This week, IMS Engage held its second annual industry conference at the W Hollywood in Los Angeles, CA. During the day’s program, Pete Tong hosted a provocative In Conversation session alongside iconoclasts from film and music including Guy Gerber, Sean “Diddy” Combs, Moby, David Lynch, Hans Zimmer, Junkie XL, and Giorgio Moroder.
If you watch today’s earlier video interview with Moby, you’ll know that he lives just a stone’s throw from the revered LA stretch of pavement known as Mulholland Drive, immortalized in the David Lynch film of the same name. To bring it full circle, Moby is set to interview Lynch (himself a producer of music) at this year’s IMS Engage conference in LA. On April 16 at Hollywood’s W Hotel, along with the Moby-Lynch chat, Junkie XL will take the couch with legendary composer Hans Zimmer to discuss all manner of art and commerce.
It was sort of big news when the staunchly New York-based DJ/producer Moby decided to move to Los Angeles a few years back, but he had plenty of reasons for it; that he got sober, and that LA was cheaper, were just a couple.
We’ve all heard of lawsuits taking a long time, but the one that’s been filed against Moby is some 22 years in the making. According to the Hollywood Reporter, New York-based disco and funk label VMG Salsoul is suing Moby for using samples from First Choice’s “Let No Man Put Asunder” on two of his tracks from 1992: “Next Is the E” and “Thousand.”
You may not think it from the onstage personas of DJs like Moby and Wolfgang Gartner, but they weren’t always the showmen you see them as now. In fact, they both sort of gravitated toward the world of electronic music as a way to socialize. And a new documentary, featuring the two of them and more, seeks to highlight how music can have a therapeutic effect on those with social anxiety.
As you may already know, Mysteryland, which is said to be the world’s longest-running electronic music festival, will hit the US this spring, setting up shop for the first time in Bethel Woods, NY (the site of 1969′s Woodstock festival), from May 23-26. Over the last two decades, the Dutch brand has made it its mission to bring together underground up-and-comers with dance music’s more mainstream heavy-hitters for an event unlike any other—one that’s handily earned its now 21 years of existence.

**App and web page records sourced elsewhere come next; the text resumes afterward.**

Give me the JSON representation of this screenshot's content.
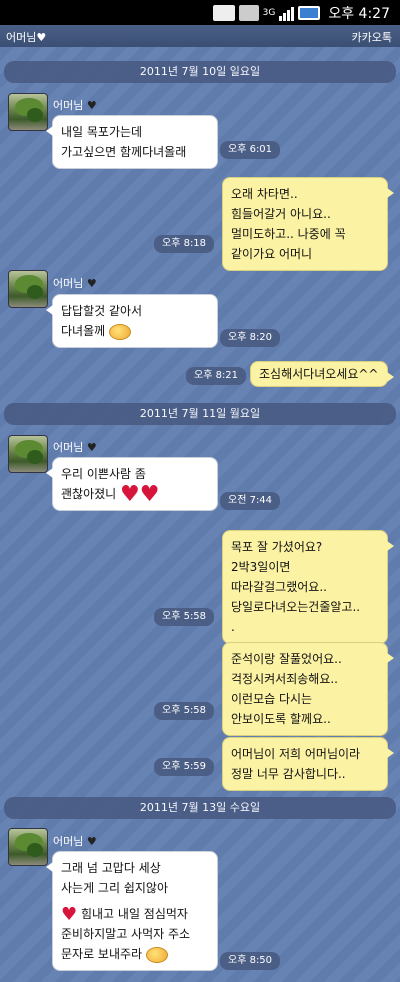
{
  "status": {
    "clock": "오후 4:27",
    "network": "3G"
  },
  "header": {
    "title": "어머님♥",
    "right": "카카오톡"
  },
  "dates": [
    "2011년 7월 10일 일요일",
    "2011년 7월 11일 월요일",
    "2011년 7월 13일 수요일"
  ],
  "sender": {
    "name": "어머님"
  },
  "messages": [
    {
      "from": "them",
      "lines": [
        "내일 목포가는데",
        "가고싶으면 함께다녀올래"
      ],
      "time": "오후 6:01"
    },
    {
      "from": "me",
      "lines": [
        "오래 차타면..",
        "힘들어갈거 아니요..",
        "멀미도하고.. 나중에 꼭",
        "같이가요 어머니"
      ],
      "time": "오후 8:18"
    },
    {
      "from": "them",
      "lines": [
        "답답할것 같아서",
        "다녀올께"
      ],
      "time": "오후 8:20"
    },
    {
      "from": "me",
      "lines": [
        "조심해서다녀오세요^^"
      ],
      "time": "오후 8:21"
    },
    {
      "from": "them",
      "lines": [
        "우리 이쁜사람 좀",
        "괜찮아졌니"
      ],
      "time": "오전 7:44"
    },
    {
      "from": "me",
      "lines": [
        "목포 잘 가셨어요?",
        "2박3일이면",
        "따라갈걸그랬어요..",
        "당일로다녀오는건줄알고..",
        "."
      ],
      "time": "오후 5:58"
    },
    {
      "from": "me",
      "lines": [
        "준석이랑 잘풀었어요..",
        "걱정시켜서죄송해요..",
        "이런모습 다시는",
        "안보이도록 할께요.."
      ],
      "time": "오후 5:58"
    },
    {
      "from": "me",
      "lines": [
        "어머님이 저희 어머님이라",
        "정말 너무 감사합니다.."
      ],
      "time": "오후 5:59"
    },
    {
      "from": "them",
      "lines": [
        "그래 넘 고맙다 세상",
        "사는게 그리 쉽지않아",
        "힘내고 내일 점심먹자",
        "준비하지말고 사먹자 주소",
        "문자로 보내주라"
      ],
      "time": "오후 8:50"
    }
  ]
}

Today, promoters ID&T announced the lineup for Mysteryland’s first-ever trip to the US, and it’s a stellar one. Kaskade, Steve Aoki, Fedde Le Grand, NERVO, Chase & Status, Booka Shade, Jesse Rose, Chris Liebing, Dillstradamus (that’s Dillon Francis and Flosstradamus), and about 240 more acts will perform over the course of these three days.
We know it’s likely very cold where you’re sitting right now, but plans for Miami, summer festivals, and the Ibiza beach season are already heating up. Today, we’ve got news of a very special MMW gig to honor Bingo Players’ Paul Baumer, an opening lineup for Amnesia, and plenty more updates from the dance-music world.
Now here’s a refreshing new contest challenge for 2014. A few years ago, Moby (born Richard Melville Hall) decided that it was time for a change so he packed up and moved from his beloved New York to sunny LA. This fresh outlook permeates his 11th studio album, Innocents. One day, as the story goes, he was riding around town listening to “Morning Becomes Eclectic” on local radio station KCRW, and he heard a Damien Jurado song come on the air—and the rest is history. “Originally, ‘Almost Home’ was a fully finished song,” recalls Moby. “But I love Damien’s approach to melody and lyrics, so I gave it to him as an instrumental. What he did was much better than anything I’d come up with.” Now it’s your turn to impress and make your mark in 2014 by remixing Moby’s soothing “Almost Home” featuring balladeer Damien Jurado.
Looks like Ellisa Freeman has raised the bar for young people getting into dance music—the 13-year-old just started her own club night near Houston. Check it out and much more in the morning link dump.
Moby’s always seemed like a pretty cool and generous dude, so suffice it to say, we aren’t terribly surprised that he’s opening up his project files for you to mess with in Ableton Live and Pro Tools. Check it out, along with some video work from LA’s and Montreal’s dance scenes, plus a whole lot more, in today’s roundup.